AUSTIN, Texas -- Fozzy Whittaker returned two kicks in high school.
Neither was all that remarkable or memorable -- and that's why what Whittaker has done in the last two games is all the more remarkable and memorable.
Put in the return spot as the primary blocker for D.J. Monroe against Oklahoma, Whittaker -– and Texas, for that matter -– benefited from a gust of wind that sent the ball in his direction and a burst of speed that signaled the winds of change in the Longhorns' return game.
Instead of blocking for Monroe, Whittaker found the ball in his hands, and 10 seconds later he found the end zone.
He was installed as the primary returner the following week against Oklahoma State.
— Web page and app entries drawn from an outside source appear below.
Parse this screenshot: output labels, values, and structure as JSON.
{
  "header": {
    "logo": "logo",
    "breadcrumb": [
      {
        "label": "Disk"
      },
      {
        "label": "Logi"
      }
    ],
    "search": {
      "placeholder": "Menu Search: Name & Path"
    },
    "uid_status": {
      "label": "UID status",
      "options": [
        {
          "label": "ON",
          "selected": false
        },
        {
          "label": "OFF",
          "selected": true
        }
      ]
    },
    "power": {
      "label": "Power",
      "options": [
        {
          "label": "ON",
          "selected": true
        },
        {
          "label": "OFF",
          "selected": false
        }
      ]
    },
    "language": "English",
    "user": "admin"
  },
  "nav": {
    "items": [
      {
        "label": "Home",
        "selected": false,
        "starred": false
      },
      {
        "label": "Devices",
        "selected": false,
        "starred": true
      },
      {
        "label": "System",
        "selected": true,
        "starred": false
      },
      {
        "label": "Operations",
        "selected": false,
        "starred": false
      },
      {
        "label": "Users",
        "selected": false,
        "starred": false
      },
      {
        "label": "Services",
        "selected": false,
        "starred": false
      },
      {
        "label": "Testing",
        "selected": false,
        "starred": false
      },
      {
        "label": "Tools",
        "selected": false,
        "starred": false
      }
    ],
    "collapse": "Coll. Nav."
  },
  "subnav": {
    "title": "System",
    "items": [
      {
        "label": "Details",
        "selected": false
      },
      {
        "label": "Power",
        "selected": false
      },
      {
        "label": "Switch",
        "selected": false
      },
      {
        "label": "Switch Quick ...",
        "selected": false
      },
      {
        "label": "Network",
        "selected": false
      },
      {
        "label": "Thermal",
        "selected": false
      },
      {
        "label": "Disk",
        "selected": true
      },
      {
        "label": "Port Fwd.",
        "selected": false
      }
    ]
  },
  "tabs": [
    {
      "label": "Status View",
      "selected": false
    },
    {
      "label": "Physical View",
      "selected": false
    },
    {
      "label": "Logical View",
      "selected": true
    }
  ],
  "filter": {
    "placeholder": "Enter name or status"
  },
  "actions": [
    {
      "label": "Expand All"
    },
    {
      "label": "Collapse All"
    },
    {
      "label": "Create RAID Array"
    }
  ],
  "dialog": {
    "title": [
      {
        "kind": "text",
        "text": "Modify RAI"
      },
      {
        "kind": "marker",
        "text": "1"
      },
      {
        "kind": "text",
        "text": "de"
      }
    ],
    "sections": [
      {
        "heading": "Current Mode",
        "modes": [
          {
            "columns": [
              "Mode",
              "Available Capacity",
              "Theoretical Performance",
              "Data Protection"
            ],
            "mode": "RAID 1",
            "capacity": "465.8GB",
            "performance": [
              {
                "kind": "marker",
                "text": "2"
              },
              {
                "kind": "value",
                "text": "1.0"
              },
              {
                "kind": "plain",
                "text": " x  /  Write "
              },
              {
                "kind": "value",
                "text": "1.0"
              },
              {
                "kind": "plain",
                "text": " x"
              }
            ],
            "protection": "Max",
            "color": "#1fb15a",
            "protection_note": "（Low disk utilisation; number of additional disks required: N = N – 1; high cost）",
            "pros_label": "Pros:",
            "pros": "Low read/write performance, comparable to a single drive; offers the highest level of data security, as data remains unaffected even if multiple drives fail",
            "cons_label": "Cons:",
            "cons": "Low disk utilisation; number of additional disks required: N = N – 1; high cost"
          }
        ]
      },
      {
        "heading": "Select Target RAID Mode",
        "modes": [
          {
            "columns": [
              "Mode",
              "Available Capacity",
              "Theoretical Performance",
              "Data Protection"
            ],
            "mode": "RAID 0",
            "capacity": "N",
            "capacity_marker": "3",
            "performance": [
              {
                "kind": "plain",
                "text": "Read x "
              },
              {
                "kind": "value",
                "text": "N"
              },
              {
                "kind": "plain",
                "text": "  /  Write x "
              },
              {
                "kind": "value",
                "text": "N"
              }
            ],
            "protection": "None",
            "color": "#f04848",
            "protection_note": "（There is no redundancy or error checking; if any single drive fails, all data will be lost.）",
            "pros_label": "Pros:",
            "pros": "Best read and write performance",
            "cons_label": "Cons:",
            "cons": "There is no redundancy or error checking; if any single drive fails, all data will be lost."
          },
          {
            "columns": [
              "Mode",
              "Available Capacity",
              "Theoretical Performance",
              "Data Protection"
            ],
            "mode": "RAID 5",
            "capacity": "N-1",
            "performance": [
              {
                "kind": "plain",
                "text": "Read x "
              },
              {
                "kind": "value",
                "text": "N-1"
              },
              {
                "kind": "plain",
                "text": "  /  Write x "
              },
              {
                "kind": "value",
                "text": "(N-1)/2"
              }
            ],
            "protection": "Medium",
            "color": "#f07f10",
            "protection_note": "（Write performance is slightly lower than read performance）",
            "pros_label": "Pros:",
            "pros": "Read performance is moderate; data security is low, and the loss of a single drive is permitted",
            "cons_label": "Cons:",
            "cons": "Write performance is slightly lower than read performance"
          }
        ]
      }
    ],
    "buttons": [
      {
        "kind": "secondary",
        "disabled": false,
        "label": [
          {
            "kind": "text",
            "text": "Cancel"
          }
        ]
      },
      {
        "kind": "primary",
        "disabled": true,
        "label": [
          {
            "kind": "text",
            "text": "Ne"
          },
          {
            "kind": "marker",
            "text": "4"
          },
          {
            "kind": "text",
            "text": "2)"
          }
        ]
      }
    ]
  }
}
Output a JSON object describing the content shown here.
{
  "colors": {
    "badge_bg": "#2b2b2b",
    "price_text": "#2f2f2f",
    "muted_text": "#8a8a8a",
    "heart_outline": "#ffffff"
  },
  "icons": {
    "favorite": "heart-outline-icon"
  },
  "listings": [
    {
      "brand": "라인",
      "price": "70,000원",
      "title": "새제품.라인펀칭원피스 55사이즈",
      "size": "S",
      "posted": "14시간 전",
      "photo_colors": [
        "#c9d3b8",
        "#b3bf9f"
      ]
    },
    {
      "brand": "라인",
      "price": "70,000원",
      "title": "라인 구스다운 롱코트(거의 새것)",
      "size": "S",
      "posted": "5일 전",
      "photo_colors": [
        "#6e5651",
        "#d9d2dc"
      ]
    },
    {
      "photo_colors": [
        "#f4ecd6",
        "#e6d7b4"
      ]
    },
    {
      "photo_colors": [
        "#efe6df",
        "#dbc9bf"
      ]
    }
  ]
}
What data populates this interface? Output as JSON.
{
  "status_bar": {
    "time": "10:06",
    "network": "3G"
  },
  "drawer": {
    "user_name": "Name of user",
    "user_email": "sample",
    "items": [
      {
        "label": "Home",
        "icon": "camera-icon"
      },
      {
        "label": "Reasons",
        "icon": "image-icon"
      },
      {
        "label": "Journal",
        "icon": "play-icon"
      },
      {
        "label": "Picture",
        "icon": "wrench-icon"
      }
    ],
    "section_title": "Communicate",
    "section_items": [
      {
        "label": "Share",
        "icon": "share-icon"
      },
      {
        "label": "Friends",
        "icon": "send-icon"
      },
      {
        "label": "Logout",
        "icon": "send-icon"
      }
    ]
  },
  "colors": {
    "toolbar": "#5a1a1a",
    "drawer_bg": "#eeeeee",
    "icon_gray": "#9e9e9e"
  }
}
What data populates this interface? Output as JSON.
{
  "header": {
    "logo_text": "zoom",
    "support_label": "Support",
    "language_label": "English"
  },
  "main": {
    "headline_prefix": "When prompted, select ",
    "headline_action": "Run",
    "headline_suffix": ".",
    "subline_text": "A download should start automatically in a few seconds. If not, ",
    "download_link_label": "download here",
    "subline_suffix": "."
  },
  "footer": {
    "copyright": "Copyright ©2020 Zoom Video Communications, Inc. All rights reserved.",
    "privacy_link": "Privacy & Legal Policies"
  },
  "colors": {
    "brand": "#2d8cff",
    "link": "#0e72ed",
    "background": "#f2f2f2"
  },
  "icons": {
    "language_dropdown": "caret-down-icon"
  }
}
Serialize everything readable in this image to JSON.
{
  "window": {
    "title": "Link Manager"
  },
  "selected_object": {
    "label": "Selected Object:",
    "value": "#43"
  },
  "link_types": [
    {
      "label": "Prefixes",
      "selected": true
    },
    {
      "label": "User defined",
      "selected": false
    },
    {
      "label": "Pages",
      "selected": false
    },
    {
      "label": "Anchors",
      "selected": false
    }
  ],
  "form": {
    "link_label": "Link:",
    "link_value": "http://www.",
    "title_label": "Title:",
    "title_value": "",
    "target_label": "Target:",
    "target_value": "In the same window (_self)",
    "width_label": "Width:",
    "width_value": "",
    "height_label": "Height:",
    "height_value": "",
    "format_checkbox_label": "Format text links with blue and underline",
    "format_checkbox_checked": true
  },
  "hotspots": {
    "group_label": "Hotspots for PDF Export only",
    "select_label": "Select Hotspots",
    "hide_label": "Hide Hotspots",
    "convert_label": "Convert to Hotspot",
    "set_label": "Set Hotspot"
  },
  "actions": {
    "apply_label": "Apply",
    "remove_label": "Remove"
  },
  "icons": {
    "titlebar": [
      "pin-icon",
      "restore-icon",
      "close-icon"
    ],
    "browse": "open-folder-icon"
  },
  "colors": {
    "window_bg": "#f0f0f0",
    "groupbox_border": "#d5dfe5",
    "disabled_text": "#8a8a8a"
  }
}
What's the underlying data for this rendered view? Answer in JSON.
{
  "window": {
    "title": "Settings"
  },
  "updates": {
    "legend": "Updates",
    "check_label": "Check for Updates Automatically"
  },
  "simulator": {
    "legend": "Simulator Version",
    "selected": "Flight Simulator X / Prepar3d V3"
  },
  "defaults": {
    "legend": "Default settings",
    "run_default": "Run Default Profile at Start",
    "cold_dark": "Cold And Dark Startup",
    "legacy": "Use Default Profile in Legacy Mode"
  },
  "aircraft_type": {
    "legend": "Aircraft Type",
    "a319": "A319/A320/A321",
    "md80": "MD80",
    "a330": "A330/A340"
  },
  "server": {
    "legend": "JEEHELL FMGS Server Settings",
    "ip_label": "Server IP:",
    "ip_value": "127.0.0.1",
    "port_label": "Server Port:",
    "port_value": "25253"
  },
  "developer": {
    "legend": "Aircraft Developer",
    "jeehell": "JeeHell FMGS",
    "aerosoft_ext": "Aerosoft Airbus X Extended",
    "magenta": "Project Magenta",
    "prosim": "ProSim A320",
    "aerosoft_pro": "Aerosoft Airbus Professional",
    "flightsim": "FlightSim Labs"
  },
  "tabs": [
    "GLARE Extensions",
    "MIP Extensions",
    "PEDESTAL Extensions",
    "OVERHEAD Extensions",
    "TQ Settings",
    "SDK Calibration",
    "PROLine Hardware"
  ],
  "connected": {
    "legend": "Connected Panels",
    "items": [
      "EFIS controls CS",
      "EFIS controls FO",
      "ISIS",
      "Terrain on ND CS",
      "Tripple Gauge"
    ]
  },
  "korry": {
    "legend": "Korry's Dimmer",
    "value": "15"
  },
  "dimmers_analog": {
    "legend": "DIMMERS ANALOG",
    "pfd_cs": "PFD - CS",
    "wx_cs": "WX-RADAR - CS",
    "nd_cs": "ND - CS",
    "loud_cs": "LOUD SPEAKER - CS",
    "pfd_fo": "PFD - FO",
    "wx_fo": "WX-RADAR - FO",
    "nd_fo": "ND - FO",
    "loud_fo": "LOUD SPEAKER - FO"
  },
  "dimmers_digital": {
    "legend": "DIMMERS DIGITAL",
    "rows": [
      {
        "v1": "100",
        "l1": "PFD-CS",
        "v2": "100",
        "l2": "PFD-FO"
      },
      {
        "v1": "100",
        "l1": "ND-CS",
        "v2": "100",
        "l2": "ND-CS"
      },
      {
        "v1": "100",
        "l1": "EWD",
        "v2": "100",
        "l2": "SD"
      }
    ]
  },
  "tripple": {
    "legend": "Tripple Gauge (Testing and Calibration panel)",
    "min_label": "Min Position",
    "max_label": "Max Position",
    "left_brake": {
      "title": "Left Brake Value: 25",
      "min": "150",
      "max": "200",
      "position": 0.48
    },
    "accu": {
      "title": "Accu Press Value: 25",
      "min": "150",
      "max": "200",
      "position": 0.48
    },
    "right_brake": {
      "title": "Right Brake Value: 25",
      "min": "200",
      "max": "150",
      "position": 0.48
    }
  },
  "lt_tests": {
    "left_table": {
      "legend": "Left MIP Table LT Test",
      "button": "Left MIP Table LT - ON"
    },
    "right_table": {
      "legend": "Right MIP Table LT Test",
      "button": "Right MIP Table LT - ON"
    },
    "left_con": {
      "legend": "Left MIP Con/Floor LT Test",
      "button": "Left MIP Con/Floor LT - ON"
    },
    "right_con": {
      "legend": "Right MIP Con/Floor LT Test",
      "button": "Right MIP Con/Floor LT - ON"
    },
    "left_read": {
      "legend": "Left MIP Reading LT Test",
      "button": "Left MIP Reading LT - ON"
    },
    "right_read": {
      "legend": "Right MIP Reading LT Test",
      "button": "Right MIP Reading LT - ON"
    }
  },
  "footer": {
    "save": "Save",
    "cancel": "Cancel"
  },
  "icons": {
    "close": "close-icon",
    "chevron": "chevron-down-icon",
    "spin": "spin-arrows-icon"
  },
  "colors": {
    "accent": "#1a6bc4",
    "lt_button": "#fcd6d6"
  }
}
He delivered again with another 100-yard kickoff return. No one else in Texas football history had accomplished such a feat in consecutive weeks.
As a result, Whittaker a vaulted from nowhere to being the top kickoff return man in the nation, statistically speaking, with a 46.5 yard average. All this success and undiscovered talent wasn’t uncovered until it was nearly too late. Whittaker is a senior.
"I can't really say I wish I had done it," Whittaker said of returning kicks before now. "I'm happy to be on the team and contribute in any way possible and am thankful for being back there now."
Texas is thankful, too. The Longhorns have scored five touchdowns in the past two games. Whittaker’s kickoff returns accounted for two of those.
That Whittaker even had the chance to return kickoffs was more due to circumstance than anything else.
Malcolm Williams left the team before his senior year. Christian Scott was suspended at the start of the year, then broke his wrist. Marquise Goodwin was competing in track at the start of the year. He came into the football fold during the first few weeks of the season but was out of shape for football.
Monroe was "all over the place," according to Texas coach Mack Brown.
"We really felt like we had not had Fozzy in there in the past because of injuries," Brown said. "Now Malcolm [Brown] is doing better [in the running game]; Fozzy wanted to do it. We just felt he's smart, quick, can catch, we felt he might be as good at this as he is. He's obviously been better than we anticipated, or we would have had him there four years ago."
It is difficult to second-guess such matters. Especially when the timing has been so right for Whittaker so far -- timing, along with some timely blocks that have helped in his 100-yard dashes.
"There are times I'm kind of surprised with the holes that are there," Whittaker said. "Whenever I get surprised, I just hit the acceleration, try to accelerate right through it. I know those guys. They're working hard. That's what we've been working on, hitting those holes that they create."
Creating more sensational returns will be a problem in the coming weeks. Teams most assuredly have grown wary of the potential threat Texas has in Whittaker.
"We anticipate different kind of kicks this weekend," Brown said. "We feel like we'll get some sky kicks and squibs. We really worked hard on different types of kicks this week."